Photo Credit: Rumi Consultancy/ World Bank

Improved Sanitation and Drainage

The asphalt road has enabled the Kabul Municipality to organize garbage collection in this part of the city. “Earlier there was no defined place for dumping garbage, so people would throw their garbage everywhere,” says Jan Mohammad, 42, a resident of Khair Khana area. “Now, we have specific places for people to dump their garbage. The road has enabled the municipality to collect garbage easily and keep our locality clean.”

Further, the new drainage system has also prevented flooding in homes close to the road. “When it rained, water flowed to our houses and made it a big challenge for us,” says Eajaz Ali, 19, a resident of Taimani area. “With the new road, the good drainage system keeps the water away from our houses and we are able to walk easily on the sidewalks.”
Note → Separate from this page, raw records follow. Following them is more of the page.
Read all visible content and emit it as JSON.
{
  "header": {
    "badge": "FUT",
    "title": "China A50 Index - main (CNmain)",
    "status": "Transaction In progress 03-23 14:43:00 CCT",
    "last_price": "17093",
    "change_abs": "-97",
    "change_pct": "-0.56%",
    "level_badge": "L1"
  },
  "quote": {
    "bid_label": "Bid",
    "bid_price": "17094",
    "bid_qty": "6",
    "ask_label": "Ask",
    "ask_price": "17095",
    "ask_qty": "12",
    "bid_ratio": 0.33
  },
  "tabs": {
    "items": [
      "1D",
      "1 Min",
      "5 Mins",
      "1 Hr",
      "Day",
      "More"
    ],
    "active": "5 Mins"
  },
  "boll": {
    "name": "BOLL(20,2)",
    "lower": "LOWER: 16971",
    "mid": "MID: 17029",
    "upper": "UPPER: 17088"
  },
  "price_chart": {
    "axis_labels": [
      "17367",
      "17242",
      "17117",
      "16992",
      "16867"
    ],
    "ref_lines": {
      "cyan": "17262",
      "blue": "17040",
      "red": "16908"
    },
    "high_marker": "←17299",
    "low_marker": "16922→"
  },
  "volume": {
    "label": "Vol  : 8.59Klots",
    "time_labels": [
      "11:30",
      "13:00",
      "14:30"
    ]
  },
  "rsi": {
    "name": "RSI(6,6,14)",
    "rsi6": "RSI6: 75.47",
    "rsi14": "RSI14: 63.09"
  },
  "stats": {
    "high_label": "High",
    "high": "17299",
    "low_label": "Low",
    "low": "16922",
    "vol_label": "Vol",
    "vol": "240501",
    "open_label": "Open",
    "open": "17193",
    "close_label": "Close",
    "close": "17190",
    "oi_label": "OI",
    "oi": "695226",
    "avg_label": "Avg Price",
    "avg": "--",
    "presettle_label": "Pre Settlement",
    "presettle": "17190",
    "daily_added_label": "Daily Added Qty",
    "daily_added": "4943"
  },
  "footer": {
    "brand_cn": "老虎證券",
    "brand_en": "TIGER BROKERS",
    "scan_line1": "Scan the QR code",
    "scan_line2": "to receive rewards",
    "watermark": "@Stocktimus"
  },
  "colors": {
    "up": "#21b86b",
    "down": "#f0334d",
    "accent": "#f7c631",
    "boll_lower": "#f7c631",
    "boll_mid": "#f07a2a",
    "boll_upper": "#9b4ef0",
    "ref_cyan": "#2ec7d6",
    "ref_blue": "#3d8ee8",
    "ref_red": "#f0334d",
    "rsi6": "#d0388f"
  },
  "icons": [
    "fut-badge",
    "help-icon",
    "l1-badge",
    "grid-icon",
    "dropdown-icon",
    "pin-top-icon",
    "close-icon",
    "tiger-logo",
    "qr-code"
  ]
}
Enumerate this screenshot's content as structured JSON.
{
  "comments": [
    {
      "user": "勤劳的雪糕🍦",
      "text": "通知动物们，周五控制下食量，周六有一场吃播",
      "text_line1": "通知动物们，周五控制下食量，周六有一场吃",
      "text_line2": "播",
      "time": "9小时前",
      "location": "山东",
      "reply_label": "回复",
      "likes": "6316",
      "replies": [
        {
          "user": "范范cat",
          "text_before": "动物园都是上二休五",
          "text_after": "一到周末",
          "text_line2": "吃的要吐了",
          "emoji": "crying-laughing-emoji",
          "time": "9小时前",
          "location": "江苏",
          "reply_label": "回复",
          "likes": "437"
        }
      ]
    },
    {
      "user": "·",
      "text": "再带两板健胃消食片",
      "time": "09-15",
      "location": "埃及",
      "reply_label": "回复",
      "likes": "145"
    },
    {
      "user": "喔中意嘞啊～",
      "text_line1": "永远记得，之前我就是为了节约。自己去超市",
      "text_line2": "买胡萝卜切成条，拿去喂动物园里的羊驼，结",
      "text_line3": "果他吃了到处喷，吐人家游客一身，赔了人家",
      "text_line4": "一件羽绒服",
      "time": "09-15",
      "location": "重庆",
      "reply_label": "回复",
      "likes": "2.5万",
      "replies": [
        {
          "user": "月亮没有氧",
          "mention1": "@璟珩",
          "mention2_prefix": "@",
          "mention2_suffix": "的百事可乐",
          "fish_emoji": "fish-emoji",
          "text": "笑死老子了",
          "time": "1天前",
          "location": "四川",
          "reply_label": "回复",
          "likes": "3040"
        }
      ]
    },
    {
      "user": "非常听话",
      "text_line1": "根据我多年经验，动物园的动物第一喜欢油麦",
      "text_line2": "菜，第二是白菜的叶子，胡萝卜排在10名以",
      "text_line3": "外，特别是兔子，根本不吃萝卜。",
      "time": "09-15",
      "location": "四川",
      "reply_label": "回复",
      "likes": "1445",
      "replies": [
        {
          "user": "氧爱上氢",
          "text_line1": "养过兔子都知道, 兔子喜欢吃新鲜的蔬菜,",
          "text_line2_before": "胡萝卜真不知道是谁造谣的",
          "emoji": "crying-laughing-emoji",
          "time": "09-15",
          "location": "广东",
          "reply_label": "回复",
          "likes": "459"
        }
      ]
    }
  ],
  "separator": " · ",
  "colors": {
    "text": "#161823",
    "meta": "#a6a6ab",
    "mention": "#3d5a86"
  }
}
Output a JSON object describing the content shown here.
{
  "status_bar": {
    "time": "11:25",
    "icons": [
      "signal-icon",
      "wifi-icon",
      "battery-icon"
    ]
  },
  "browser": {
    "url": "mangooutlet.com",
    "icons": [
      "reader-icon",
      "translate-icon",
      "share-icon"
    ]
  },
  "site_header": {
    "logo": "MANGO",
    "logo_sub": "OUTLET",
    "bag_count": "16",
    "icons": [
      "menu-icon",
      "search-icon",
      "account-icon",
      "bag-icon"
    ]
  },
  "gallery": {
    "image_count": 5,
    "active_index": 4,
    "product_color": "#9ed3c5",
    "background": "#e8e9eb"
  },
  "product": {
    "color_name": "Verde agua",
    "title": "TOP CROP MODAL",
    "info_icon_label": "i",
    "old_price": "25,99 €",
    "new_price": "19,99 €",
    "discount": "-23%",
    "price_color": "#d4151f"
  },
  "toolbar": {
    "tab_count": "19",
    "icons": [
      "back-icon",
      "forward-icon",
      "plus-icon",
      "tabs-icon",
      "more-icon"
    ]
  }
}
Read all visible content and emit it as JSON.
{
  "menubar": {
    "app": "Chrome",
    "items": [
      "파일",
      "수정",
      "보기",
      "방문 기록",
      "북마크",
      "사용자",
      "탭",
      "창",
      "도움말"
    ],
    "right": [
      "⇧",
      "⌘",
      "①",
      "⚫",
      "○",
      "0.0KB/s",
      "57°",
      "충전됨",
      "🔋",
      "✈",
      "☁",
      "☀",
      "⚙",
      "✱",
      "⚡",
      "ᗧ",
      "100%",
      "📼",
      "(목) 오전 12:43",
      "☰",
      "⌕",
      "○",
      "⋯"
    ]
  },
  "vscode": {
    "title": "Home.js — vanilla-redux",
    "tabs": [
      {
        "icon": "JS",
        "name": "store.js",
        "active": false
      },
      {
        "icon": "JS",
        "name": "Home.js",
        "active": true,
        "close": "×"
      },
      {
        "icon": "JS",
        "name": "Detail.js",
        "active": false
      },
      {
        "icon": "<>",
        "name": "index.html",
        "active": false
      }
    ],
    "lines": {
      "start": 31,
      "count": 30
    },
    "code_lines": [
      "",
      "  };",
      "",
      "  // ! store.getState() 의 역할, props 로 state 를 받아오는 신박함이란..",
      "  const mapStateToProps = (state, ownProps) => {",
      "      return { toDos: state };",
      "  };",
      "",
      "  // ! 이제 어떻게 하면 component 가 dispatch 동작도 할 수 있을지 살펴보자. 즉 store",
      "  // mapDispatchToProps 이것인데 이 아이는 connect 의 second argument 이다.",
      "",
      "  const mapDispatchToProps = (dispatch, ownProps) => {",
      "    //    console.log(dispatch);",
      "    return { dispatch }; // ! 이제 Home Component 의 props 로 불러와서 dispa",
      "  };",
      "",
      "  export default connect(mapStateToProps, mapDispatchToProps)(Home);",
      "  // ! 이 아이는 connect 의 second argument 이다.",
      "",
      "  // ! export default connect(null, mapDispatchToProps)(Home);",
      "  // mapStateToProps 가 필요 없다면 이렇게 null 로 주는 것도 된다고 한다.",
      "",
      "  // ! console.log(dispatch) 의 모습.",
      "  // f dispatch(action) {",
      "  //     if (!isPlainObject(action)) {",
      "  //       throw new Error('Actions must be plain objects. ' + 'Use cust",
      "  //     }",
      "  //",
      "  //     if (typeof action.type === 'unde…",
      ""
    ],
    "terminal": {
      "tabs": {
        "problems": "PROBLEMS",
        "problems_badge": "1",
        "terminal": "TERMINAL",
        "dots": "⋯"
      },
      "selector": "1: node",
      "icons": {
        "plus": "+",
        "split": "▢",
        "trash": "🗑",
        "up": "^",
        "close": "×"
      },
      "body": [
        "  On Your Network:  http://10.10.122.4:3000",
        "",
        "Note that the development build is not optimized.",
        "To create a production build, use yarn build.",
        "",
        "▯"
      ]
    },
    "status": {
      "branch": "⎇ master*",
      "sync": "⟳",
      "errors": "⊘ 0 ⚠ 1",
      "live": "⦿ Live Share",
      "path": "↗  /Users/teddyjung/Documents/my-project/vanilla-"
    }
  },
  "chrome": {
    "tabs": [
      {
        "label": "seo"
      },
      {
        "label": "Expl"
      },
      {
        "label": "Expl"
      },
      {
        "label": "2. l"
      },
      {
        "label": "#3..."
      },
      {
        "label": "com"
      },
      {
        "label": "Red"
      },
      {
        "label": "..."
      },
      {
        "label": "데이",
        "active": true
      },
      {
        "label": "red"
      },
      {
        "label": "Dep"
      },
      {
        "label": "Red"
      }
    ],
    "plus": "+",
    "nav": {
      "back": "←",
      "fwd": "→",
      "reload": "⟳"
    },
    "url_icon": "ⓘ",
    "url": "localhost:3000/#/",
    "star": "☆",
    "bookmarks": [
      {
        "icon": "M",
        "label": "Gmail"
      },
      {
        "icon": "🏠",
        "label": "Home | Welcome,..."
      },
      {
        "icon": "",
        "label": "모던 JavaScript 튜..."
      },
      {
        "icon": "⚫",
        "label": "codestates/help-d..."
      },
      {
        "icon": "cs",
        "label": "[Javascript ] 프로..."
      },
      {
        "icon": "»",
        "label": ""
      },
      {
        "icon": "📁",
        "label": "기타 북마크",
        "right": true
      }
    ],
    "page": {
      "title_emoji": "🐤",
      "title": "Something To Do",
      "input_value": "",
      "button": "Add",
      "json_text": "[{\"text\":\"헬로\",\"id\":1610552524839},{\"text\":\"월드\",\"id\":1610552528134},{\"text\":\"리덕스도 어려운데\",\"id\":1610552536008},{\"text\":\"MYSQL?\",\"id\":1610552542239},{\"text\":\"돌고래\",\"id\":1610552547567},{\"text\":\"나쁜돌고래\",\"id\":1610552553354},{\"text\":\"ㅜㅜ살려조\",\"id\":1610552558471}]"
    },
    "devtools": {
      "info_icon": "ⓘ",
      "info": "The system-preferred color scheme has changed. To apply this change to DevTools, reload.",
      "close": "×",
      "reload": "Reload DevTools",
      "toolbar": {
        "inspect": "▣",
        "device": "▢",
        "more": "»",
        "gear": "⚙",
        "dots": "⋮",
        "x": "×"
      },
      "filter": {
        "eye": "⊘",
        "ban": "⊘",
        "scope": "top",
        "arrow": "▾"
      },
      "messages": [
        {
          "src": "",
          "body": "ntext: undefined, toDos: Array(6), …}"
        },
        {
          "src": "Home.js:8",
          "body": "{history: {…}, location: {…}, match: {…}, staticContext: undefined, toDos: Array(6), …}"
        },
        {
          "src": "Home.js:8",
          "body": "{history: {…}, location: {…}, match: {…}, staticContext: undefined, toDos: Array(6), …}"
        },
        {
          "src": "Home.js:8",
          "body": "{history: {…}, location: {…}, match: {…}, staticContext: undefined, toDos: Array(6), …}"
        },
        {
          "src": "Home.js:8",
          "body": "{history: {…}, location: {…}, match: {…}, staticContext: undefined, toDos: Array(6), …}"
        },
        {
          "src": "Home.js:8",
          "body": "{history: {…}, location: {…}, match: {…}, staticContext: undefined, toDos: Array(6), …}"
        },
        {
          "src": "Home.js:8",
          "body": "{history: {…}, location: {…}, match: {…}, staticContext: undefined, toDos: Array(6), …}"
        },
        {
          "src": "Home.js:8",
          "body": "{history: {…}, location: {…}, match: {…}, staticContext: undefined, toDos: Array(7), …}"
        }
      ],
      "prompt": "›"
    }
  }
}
The newly asphalted road is the face of modern Kabul. It enhances traffic flow, reduces dust, and limits vehicle damage on its smooth surface. In addition, the road has benefited many small business owners running kiosks and small shops in side lanes. “When the road was muddy, people did not stop their cars to buy from our shop and the dust ruined our wares,” says Amruddin, a grocery shopkeeper in Parwan-e-II. “Now, when people see that the area around the road is clean, they are eager to buy something from our shops and our sales have increased.”